Items from an interface collection:
════
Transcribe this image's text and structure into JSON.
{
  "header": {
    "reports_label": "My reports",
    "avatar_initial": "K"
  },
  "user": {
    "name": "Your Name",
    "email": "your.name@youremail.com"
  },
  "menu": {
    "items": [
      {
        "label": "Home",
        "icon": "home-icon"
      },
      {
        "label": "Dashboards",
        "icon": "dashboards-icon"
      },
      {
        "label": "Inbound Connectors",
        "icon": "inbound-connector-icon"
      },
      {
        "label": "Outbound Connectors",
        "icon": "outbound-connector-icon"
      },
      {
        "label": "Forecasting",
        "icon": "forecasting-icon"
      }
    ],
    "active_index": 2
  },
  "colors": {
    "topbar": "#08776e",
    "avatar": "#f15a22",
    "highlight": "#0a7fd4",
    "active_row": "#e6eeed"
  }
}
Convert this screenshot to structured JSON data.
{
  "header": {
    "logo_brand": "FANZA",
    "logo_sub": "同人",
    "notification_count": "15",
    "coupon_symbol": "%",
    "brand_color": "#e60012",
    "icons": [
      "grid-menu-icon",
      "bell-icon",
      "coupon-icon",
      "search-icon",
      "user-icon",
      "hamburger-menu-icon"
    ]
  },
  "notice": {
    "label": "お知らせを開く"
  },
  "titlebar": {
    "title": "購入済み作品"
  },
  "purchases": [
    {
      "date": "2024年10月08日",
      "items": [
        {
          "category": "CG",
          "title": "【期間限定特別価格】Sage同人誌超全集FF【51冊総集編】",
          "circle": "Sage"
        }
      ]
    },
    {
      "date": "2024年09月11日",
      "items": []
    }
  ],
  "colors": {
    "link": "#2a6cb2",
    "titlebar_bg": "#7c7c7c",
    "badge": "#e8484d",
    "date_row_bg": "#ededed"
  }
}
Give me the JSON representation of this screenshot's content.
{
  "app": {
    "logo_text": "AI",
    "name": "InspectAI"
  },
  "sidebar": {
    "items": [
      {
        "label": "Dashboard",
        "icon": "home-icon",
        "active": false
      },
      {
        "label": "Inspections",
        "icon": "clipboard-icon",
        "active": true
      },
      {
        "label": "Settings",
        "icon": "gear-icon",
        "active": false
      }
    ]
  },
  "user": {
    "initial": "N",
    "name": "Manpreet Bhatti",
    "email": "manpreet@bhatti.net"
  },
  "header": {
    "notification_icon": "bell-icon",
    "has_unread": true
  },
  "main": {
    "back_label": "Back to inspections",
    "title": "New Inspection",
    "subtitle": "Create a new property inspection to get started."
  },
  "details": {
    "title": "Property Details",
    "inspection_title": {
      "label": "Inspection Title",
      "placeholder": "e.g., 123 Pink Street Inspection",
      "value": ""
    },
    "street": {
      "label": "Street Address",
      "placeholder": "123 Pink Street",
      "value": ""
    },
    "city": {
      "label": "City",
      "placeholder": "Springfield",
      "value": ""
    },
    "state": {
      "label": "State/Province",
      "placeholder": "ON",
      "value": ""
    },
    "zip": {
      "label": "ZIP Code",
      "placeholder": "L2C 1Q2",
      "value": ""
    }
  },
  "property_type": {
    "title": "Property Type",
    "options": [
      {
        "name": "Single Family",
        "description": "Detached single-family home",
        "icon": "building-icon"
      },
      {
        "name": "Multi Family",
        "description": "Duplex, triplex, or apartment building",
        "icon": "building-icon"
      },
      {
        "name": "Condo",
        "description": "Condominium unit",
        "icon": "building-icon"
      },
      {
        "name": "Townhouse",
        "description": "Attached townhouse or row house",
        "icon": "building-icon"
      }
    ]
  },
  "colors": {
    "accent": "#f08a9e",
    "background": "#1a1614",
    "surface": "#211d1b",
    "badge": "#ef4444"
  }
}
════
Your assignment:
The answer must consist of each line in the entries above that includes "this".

Written answer:
Transcribe this image's text and structure into JSON.
Convert this screenshot to structured JSON data.
Give me the JSON representation of this screenshot's content.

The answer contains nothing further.